- Look around before you shop – check if the site is legal or is a trusted seller, read the site’s term of sales, ordering procedure and return policy before purchase.
- Know your rights – consumers have rights as well including online buyers, check if the seller is open for returns or refunds.
- Check product description – online sellers are required to briefly describe the product as well as display professional photos of their products. Once you receive the item, check whether the item is as described. Otherwise, you can demand for a refund and return.
- Check measurements online – you will need to add extra effort on this one since it’s impossible to fit the item online, take measurement of bust, waist, hips, sleeve length and shoulder width and study the measurements if they fit yours. You can also expect to see US/UK/EU numbered sizes which can be confusing.
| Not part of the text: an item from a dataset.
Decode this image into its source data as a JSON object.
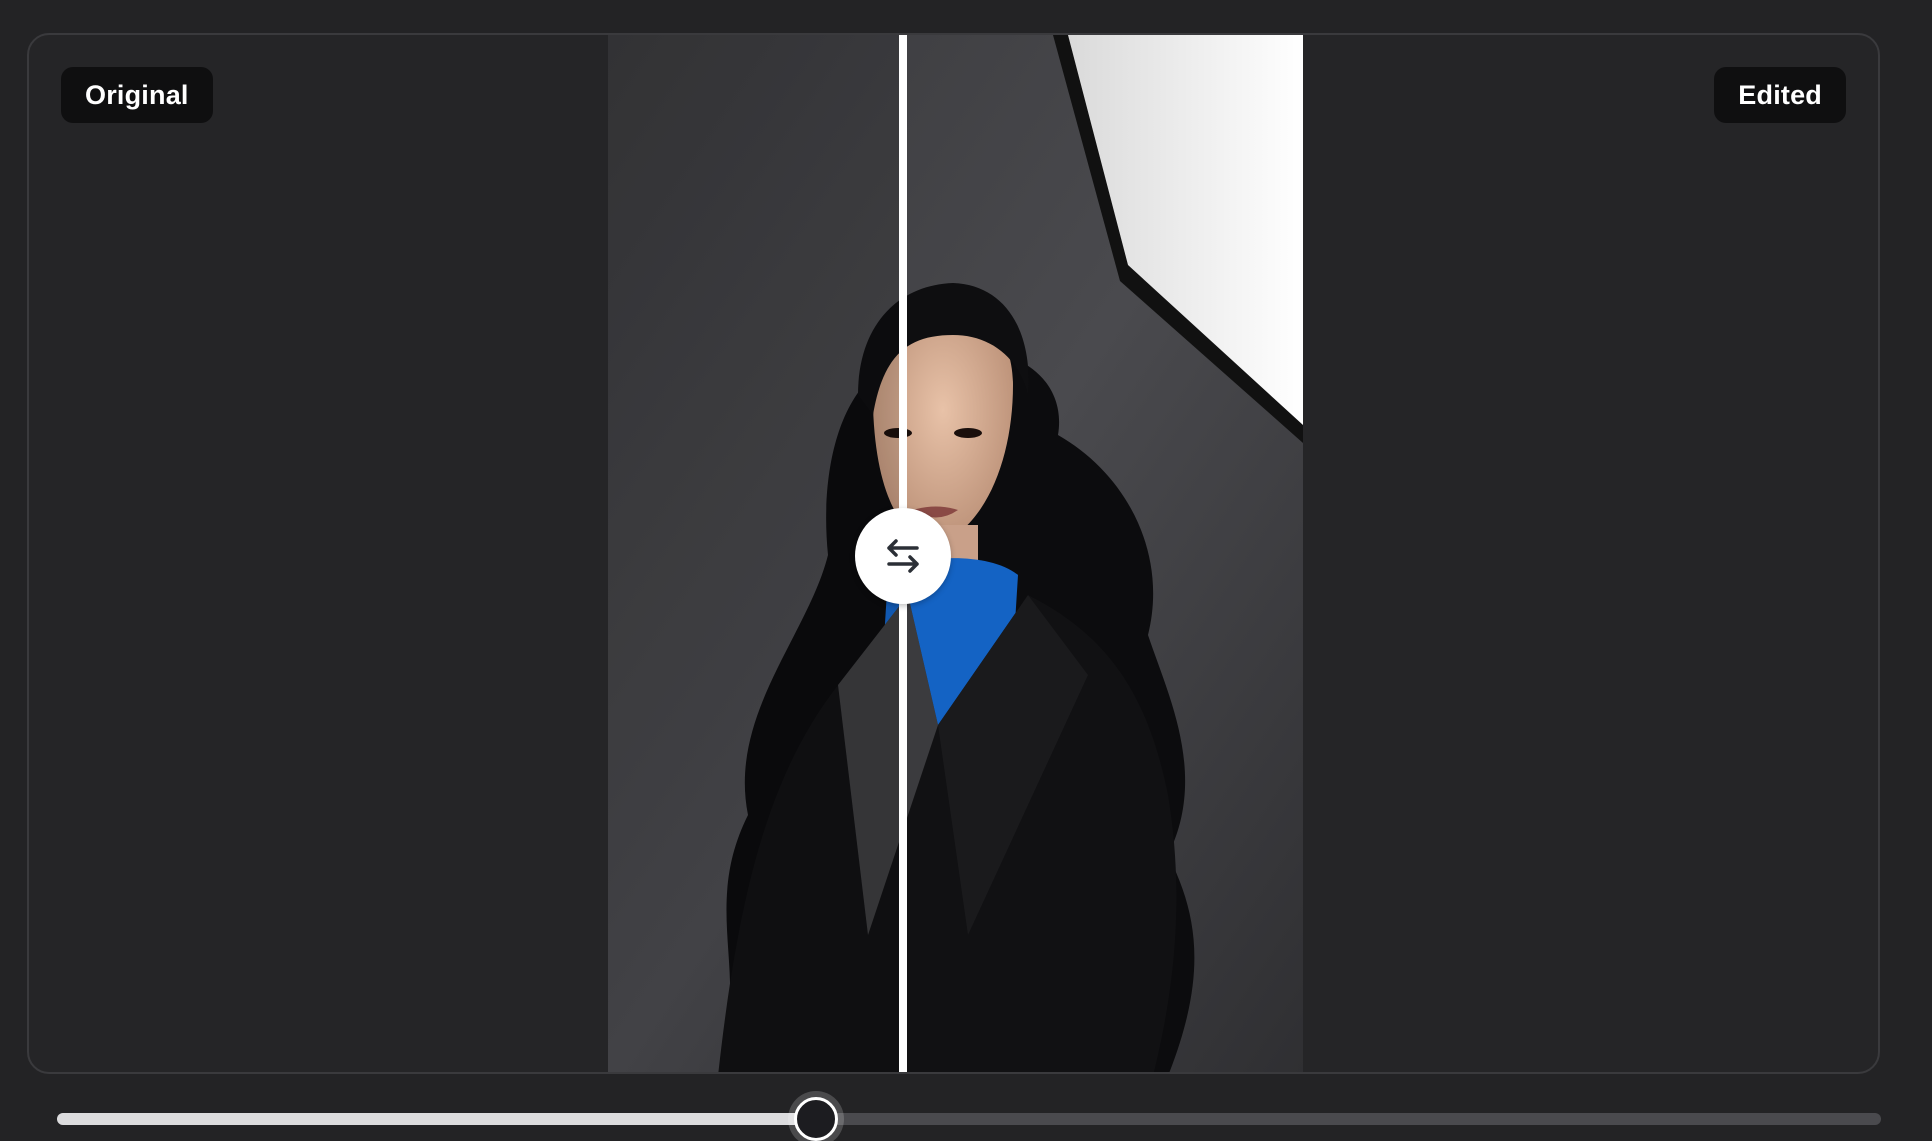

Do some research, look up ‘standard measurement chart’ in Google and find your fit.
Purchasing vintage clothes that you won’t even wear in the end is a complete waste of money unless the main purpose of buying vintage is for collection as a hobby or for profit. In the end, what really matters are these questions: Is it wearable? How often would you wear it? Are you able to create a look coupled with trends of today? It would also be helpful if you could figure out whether it’s something you can wear for everyday use or if it’s just a statement piece. The most important question to consider above all is – are you satisfied and happy with it?